With the exception of incarcerated youth, foster youth are the only group that is involuntarily separated from their families through government intervention. The primary purpose is to protect the child, but at the end of the day, it is the government that will be acting as parent. It is the government that has decided when these youth are ready to be out on their own.

Jay Miller, former foster child, CPS worker and now social work instructor for Spalding University, described just how strange the "aging out" process is. "A foster kid will turn 18 and there's some kind of expectation that they'll be able to function in a way that other kids who are never in foster care don't have the capacity to function or make big decisions at 18. We expect foster kids to do that. "

Lisa Conrad, Director of Home Based Services for "Home Of The Innocents" agrees, "How many of us were ready to be on our own and totally taking care of ourselves at 18. I wasn't."

Sharanda Seck was placed in foster care at the age of 3. Five foster homes and 15 years later, she knew she was not able or ready to care for herself. There were many things that she was not happy with in the foster care system. "The aging out term I really do have a problem with that term. You really don't age out of your biological family."

Seck did not have a biological parent, vowing a lifelong commitment of support and guidance. But she was smart enough to use the system for what it offered. Sharanda explained, "When I turned 18, when it was time for my court hearing I actually signed myself back in and I aged out at age 21.

Kenny Ingram, an Independent Living Coordinator for the state, stresses foster youth can re-commit as long as there have been no perpetual problems during their care.  He clarified, "We have to get the message out there to the people to let them know that there are services available to these young people. It's not a case of someone standing at the door ready to kick them out the door and throw them in the world."

Many foster youth already burned by their childhood experiences of abuse, neglect or abandonment in their birth families or foster families are ready to run from the system...not thinking about or understanding the options that may be available.

Ingram does want youth and the community to take note, "They sign a commitment saying I am willing to pursue education. In turn the state says we're going to provide you these services.  There has to be some effort on the young persons part.

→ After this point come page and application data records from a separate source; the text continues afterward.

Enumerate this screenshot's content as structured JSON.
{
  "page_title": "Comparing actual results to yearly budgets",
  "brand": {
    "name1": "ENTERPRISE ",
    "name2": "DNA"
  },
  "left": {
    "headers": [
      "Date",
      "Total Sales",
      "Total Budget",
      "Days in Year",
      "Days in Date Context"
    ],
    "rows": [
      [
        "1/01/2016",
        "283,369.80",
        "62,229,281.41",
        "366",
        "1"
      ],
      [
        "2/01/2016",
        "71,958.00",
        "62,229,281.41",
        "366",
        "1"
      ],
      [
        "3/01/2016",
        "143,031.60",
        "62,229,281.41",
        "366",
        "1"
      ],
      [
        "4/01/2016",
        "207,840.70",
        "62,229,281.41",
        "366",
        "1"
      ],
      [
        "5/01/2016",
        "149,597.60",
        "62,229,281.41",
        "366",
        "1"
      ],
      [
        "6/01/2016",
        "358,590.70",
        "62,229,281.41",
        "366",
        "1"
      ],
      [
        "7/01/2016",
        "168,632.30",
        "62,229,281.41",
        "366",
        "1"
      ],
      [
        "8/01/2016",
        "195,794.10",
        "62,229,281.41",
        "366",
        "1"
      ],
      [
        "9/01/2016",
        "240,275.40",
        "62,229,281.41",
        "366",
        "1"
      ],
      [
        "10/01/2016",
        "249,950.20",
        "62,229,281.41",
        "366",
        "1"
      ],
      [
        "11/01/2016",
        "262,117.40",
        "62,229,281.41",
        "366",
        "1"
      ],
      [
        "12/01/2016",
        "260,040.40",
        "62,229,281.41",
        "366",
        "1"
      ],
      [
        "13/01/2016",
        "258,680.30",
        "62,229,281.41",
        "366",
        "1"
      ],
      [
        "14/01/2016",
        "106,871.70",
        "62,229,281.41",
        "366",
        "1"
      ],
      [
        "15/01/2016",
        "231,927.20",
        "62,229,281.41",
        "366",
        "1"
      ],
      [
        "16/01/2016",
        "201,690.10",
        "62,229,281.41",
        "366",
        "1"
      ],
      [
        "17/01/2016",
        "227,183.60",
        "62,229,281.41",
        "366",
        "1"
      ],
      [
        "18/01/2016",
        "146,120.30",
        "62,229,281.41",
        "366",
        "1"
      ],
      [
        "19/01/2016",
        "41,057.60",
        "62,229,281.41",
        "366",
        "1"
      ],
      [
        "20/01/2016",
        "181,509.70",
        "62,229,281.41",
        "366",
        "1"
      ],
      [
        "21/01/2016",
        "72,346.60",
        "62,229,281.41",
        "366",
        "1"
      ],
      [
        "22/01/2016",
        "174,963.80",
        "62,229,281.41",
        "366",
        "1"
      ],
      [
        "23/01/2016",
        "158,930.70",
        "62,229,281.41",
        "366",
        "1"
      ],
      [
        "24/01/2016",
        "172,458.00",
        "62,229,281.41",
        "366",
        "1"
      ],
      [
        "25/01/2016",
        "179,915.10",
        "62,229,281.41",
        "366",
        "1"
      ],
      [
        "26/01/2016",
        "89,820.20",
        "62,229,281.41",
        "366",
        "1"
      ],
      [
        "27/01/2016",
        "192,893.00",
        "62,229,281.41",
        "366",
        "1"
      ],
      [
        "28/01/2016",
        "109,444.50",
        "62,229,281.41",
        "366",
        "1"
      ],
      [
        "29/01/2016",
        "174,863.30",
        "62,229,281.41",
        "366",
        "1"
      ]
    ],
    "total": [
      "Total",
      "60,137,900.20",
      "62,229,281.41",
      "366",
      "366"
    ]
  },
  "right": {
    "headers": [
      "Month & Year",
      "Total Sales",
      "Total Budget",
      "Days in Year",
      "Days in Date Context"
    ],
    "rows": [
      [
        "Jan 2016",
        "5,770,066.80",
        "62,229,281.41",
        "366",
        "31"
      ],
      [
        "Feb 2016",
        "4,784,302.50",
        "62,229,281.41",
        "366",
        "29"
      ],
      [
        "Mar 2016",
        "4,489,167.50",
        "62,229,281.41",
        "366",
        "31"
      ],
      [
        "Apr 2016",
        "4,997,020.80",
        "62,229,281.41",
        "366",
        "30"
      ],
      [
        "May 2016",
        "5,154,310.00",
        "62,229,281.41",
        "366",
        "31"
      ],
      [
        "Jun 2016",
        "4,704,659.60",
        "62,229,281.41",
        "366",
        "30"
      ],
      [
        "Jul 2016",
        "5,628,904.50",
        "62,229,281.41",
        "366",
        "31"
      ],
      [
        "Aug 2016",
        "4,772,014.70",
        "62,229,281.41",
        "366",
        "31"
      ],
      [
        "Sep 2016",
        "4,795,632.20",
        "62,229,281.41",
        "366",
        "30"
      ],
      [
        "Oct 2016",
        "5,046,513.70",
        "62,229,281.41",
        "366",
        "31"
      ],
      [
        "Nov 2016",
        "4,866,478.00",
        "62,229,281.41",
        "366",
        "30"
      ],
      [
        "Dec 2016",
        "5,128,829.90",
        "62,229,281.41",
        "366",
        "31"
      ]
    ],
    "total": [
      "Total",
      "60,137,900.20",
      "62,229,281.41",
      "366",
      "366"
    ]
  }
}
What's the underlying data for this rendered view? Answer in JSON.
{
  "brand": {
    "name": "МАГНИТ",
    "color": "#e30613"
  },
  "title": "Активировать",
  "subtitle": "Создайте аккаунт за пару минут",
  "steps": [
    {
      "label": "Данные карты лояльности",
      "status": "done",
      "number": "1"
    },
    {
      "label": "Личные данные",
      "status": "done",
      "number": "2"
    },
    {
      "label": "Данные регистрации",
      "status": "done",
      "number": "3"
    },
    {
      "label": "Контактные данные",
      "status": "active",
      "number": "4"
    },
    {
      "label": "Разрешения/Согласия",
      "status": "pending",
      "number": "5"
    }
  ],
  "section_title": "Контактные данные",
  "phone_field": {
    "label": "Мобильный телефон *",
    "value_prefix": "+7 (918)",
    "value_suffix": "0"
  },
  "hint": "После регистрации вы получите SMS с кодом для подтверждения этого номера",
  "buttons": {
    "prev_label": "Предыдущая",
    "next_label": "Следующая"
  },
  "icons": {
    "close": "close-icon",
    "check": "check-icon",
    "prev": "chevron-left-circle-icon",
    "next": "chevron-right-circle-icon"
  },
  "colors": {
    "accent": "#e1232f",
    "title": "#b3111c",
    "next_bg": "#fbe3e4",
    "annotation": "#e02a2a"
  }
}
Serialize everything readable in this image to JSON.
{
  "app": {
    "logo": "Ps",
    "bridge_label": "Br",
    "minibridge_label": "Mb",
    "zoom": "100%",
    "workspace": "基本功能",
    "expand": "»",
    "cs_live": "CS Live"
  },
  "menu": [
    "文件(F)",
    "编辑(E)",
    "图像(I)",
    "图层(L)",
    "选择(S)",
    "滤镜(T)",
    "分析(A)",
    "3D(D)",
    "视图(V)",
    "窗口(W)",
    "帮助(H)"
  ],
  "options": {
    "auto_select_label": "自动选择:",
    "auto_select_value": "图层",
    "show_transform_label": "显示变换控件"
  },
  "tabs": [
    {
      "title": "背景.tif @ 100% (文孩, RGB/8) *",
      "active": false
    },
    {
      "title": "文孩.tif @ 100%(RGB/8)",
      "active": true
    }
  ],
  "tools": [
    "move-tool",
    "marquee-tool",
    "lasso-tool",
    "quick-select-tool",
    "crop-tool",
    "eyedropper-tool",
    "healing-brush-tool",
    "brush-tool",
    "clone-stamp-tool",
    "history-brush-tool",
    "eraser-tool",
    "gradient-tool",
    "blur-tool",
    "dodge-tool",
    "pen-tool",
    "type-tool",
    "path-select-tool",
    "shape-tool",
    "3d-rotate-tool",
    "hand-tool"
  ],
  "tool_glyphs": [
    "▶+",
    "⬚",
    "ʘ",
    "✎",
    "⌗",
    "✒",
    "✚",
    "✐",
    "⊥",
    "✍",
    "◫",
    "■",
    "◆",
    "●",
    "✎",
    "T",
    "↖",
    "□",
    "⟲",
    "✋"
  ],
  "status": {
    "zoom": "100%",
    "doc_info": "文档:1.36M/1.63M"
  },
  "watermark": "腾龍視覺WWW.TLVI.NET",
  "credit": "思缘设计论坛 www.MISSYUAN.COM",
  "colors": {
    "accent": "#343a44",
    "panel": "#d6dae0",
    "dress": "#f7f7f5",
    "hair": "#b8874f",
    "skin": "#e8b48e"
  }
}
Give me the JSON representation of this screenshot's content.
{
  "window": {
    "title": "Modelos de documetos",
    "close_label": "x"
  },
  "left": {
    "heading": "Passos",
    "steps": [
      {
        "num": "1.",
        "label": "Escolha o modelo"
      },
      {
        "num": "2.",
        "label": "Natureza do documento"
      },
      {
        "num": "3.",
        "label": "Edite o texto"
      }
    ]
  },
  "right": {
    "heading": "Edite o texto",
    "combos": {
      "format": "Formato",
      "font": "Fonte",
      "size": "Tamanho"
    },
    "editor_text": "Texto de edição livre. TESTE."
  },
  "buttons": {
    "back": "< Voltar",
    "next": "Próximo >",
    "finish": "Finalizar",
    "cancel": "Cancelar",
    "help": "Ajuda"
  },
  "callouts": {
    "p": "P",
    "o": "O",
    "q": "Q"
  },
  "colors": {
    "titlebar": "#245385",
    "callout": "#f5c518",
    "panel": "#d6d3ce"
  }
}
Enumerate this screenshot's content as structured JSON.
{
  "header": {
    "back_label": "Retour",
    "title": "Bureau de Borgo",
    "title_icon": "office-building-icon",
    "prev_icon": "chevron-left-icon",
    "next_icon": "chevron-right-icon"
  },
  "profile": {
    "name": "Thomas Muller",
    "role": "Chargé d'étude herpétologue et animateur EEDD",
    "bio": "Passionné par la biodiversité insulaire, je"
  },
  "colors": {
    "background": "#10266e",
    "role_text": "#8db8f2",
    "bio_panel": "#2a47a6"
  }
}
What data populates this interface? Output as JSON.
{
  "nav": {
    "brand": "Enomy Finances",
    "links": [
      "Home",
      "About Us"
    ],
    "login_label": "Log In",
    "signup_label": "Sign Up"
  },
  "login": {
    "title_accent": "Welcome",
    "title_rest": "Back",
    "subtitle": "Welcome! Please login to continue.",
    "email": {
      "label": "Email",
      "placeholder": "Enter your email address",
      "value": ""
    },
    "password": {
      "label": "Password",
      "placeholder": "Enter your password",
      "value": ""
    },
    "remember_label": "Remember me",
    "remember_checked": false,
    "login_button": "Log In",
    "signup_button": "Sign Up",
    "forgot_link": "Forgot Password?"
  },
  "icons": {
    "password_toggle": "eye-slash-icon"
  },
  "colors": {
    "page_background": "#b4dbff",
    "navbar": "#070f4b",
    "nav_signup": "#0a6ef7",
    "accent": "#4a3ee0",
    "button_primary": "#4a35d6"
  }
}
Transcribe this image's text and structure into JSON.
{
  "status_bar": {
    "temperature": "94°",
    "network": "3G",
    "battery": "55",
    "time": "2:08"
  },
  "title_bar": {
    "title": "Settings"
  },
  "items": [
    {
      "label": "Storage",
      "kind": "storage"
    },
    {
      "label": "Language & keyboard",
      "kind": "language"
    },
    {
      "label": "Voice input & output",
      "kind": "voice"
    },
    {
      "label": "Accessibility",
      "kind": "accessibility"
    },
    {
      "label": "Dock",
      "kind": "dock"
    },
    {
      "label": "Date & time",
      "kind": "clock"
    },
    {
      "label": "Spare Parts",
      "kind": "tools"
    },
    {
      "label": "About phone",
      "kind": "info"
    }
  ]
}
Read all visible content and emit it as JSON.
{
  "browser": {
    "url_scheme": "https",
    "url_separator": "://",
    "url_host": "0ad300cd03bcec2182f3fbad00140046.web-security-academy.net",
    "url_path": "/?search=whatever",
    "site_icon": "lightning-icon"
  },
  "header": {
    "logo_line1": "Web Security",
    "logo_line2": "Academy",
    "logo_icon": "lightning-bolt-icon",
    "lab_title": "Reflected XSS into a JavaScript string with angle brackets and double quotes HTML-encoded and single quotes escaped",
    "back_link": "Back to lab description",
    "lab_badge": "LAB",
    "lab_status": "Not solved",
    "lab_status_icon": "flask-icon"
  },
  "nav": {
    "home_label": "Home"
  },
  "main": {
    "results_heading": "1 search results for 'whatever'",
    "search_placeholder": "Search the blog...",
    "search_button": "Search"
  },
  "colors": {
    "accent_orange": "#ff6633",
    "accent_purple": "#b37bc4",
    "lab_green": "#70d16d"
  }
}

It can't be a thing of everybody else is going to be doing all the work and you just gonna sit back."

Miller has come full circle in this system. He believes none of us can afford to sit back. "With child welfare in general and with foster care specifically, the problems that plaque these systems they are community problems. It's not just a someone problem. It's an everyone problem."

If everyone found a way to do something for these youth that something may just be a solution.

Seck knows it was that one person who made her understand she was not only worth everything she could get but was also qualified for it.

"I know it sound cliche-ish but it only takes one person. Like for my life, it was just only one person that believed in me," she says with a pause and a deep breath.

There have been many changes to the system. One big change was how the state delivered it's funding. Specifically money from the Chafee Act. Many of the individual programs feel it has hurt the youth while many State Workers feel they are able to represent the youth and meet their needs with the changes that have been made.

Sixteen programs that provide care for the homeless and those in need will hold an emergency meeting to discuss what they feel is a crisis situation, "Young Adults Ages 18-24 in Louisville's Shelter System". There is a guide of "Louisville Street Tips for the homeless". It includes information for families, singles and teens on just about every subject you can imagine. Mentors are also needed for these youth. There are many programs in the city where your time, talent and cash donations are needed.

Click here to become a HOPE Mentor.

Click here for mentor opportunities with True Up.

Click here to volunteer with Court Appointed Special Advocates.

Click here for information about becoming a foster grandparent.

Copyright 2012 WAVE News. All rights reserved.